In Greek mythology, Eurydice is an especially tragic character.
She married Orpheus, the greatest musician who ever lived — but died on their wedding day and descended into the Underworld. The love of the grieving Orpheus for her was so strong that he went, literally, to Hell and back to retrieve her. The beauty of his music was enough to persuade the Lord of the Underworld to release his bride.
But there was one condition: If Orpheus looked back to make sure that Eurydice was following, she would die again — forever. And so it happened.
Orpheus’ lost love takes the spotlight as the central figure in Eurydice, Sarah Ruhl’s 2003 adaption of the tragedy, which Bates is presenting in a strikingly staged production through Nov. 5. While her husband is mourning her untimely death, she must navigate the underworld and all the painful memories it elicits.
Here’s a brief conversation with Martin Andrucki, Dana Professor of Theater, who directs the Bates production.
How are you handling the play in terms of design?
We are staging the action — and seating the audience — entirely on the stage of Schaeffer Theatre in a space that will be surrounded by water, the River Lethe. The auditorium, which usually accommodates spectators, forms a cavernous backdrop to dramatic events on earth and in the Underworld.
With poetic dialogue, elaborate visual effects, and silent scenes that overflow with emotion, Ruhl’s retelling turns a Greek myth into a memorable experience that The New York Times describes as “rhapsodically beautiful … an inexpressibly moving theatrical fable about love, loss and the pleasures and pains of memory.”
Christine McDowell, associate professor of theater, designed the set and costumes.
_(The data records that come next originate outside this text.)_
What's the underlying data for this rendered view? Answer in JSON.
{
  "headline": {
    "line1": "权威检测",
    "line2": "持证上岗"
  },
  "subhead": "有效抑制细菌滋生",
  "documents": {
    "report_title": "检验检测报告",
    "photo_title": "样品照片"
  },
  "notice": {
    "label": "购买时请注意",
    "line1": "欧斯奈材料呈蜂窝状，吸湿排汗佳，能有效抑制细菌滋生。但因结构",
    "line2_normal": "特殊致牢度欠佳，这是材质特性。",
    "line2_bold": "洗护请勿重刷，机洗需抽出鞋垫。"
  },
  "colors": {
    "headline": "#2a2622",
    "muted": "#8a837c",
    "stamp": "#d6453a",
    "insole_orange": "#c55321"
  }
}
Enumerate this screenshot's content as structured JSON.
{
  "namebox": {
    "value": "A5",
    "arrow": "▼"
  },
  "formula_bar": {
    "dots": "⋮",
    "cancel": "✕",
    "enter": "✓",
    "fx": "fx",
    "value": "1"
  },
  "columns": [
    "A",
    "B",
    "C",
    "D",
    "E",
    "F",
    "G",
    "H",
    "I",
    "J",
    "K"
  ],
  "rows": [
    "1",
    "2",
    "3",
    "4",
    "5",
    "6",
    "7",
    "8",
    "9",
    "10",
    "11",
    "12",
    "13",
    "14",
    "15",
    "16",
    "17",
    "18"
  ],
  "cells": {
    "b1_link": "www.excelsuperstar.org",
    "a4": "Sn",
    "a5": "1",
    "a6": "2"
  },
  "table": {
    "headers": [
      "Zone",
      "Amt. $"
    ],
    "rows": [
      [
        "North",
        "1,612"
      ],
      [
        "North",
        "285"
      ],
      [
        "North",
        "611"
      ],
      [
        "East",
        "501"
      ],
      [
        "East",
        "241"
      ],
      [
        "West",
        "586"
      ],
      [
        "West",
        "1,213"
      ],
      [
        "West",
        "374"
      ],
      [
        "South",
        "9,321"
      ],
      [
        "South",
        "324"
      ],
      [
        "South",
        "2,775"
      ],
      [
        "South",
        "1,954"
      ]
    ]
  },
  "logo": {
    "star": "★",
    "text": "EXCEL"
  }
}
Alice Swanson Esty Professor of Music Bill Matthews wrote the music, and Michael Reidy, senior lecturer and managing director in theater and dance, designed the lighting.
Why is this play a good choice for the students involved?
The play tells a classic story using the techniques of the contemporary stage. It’s a wonderful synthesis of the traditional and the new, and therefore a great vehicle for doing theater in the liberal arts context.
Also, the script calls for a non-naturalistic, poetic style of production and performance, and since our students’ default mode is realism, this is a good opportunity to jog them out of their aesthetic habits.
What themes are at work here?
Sophocles tells us that nothing can stand in the late wind of death. Eurydice, her husband Orpheus, and her father all struggle to resist the force of this gale, succeed for a little while, and ultimately fail.
Eurydice is about carrying on that struggle even though we know what the outcome will be. It’s also about a woman torn between romantic love for a man with whom she has little in common, and daughterly love for a father who cherishes and understands her.
What’s in this play for a local audience?
It tells a great story about love, death, and the intensity of devotion between fathers and daughters. It’s funny, moving, and beautifully clear. Not to mention short. And no prior knowledge of the myth is required: it’s all there in the script.